From Alert to Response: How Managed Detection and Response (MDR) Works
The faster threats are detected (mean time to detection), then the faster they can be responded to (mean time to response). At the end of the day, that’s what Managed Detection and Response (MDR) is all about.
But how do all the components of MDR come together to resolve threats? As alerts are generated from across the environment, where do they go next, and when does the security operation center (SOC) act?
MDR can be broken into three stages: Threat Detection, Investigation, and Response. This blog demonstrates how a security event makes its way through each stage in an MDR program.

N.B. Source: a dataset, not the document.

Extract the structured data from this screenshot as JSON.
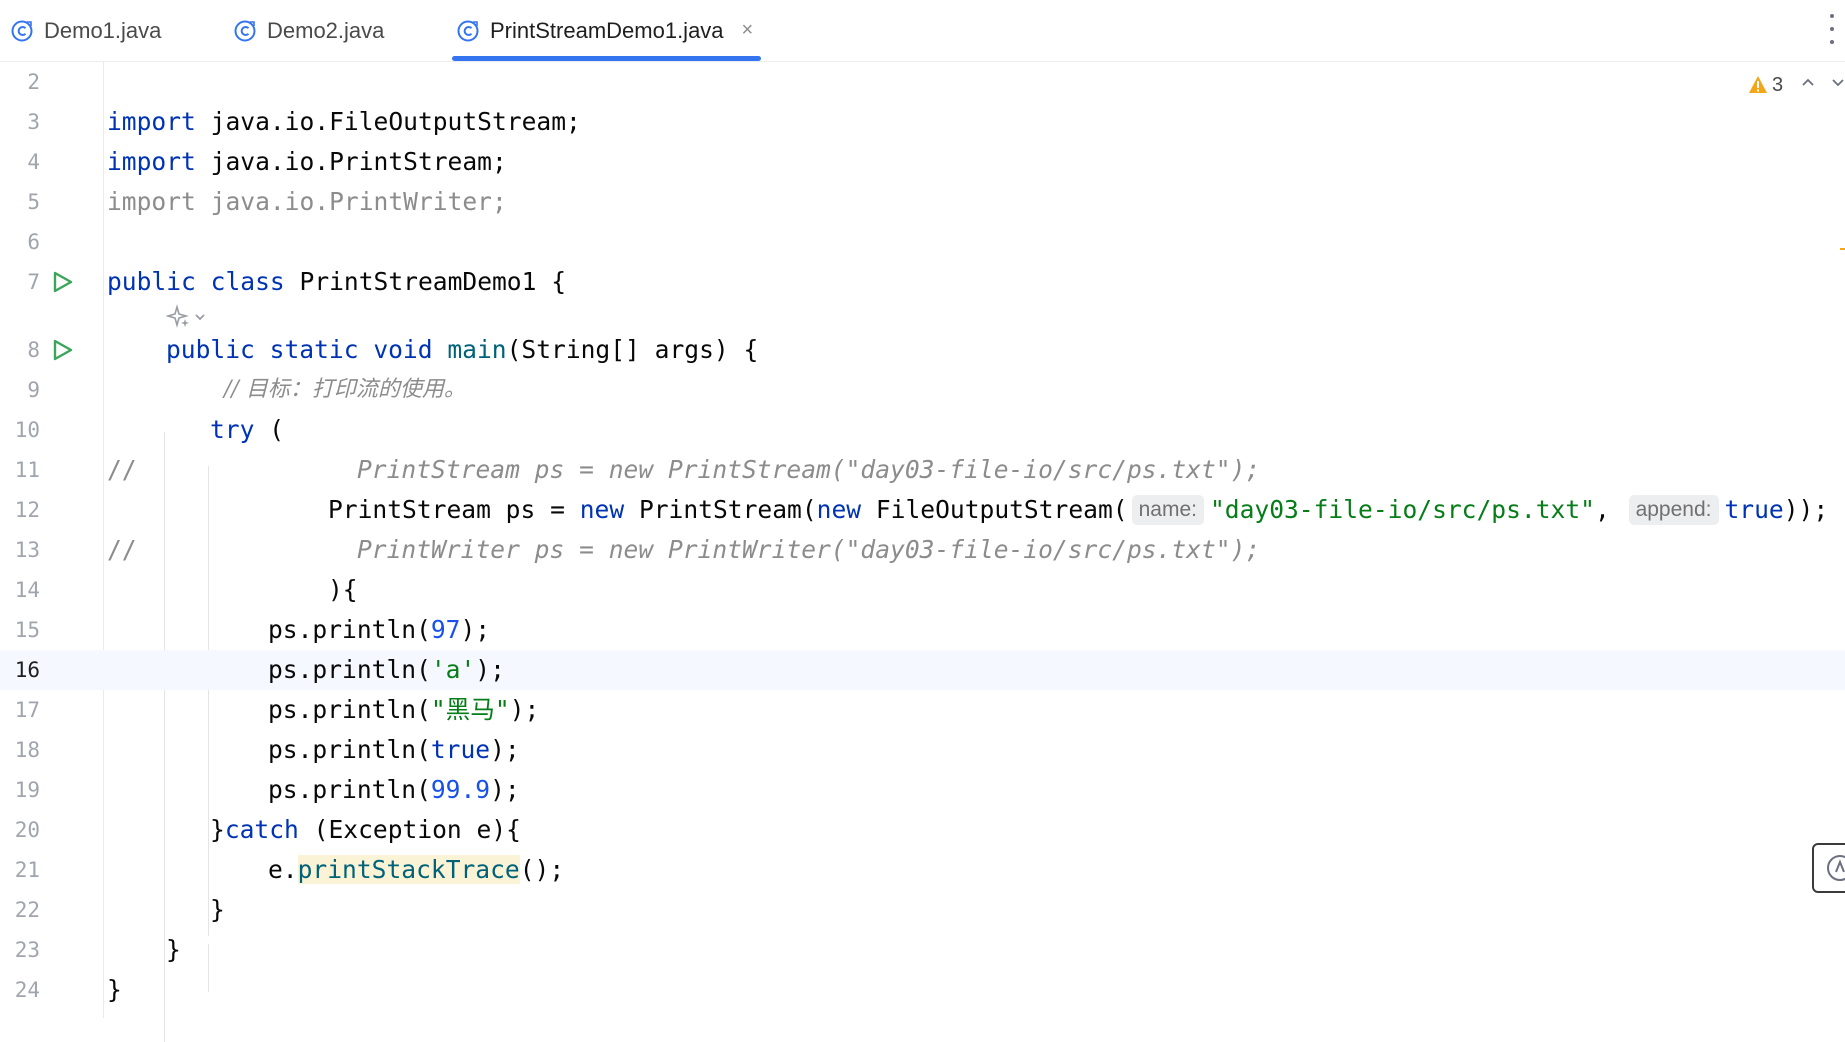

The MDR workflow covered below is specific to ProArch’s MDR services. Depending on the MDR provider you work with, the process and tools may be different.
It starts with deploying threat detection solutions that actively collect data and telemetry from various sources within the IT environment to identify potential security threats.
The data comes from across the layers of the environment including endpoints (Endpoint Detection and Response (EDR)), user accounts (Identity Detection and Response (IDR)), cloud, on-premises, and custom integrations (Extended Detection and Response (XDR)). The aggregation of data gives security analysts a more holistic view of the network's activities to address threats promptly.
Next, the raw data, including logs, network traffic, and security event information, is collected by the Security Information and Event Management (SIEM) platform. The SIEM serves as the central hub for collecting, analyzing, correlating, and prioritizing security events.
As raw data is ingested into the SIEM, threat intelligence sources enrich the data and add more context around:
- the severity of a known threat
- exploitation likelihood
- potential impact and risk to your environment
This enables critical alerts to be surfaced faster for priority response. Threat intelligence pulls from sources like the dark web, forums, and open-source intelligence to provide early detections of emerging cybersecurity threats, vulnerabilities, and malicious activities.
Now, with the added context, the Security Orchestration, Automation, and Response (SOAR) platform runs automated playbooks to remove false positives, perform additional investigation steps, or perform remediation if the threat is known.
The Security Operations Center is ‘the eyes in the sky’ actively watching every alert from the start. If the threat cannot be resolved through the automated playbooks, they take action.
The data is presented to SOC analysts in a centralized dashboard. They perform threat hunting, containment, and remediation of threats. And work directly with your team to coordinate remediation and escalate to full cybersecurity incident response if necessary.
The detection, investigation, and response processes covered here run every second of every day. The average security operations team receives over 11,000 alerts per day. The importance of automation in cybersecurity can not be emphasized enough. But it’s not easy or inexpensive to find the right tools and people to make this all happen on your own.
That’s where a Managed Detection and Response provider like ProArch can help. Creating an effective in-house threat detection and response program demands substantial expenses, advanced cybersecurity tools, hiring and retaining skilled cybersecurity personnel, and maintaining a 24/7 security operation center (SOC). A lot of things most businesses just don’t have the time or budget to do.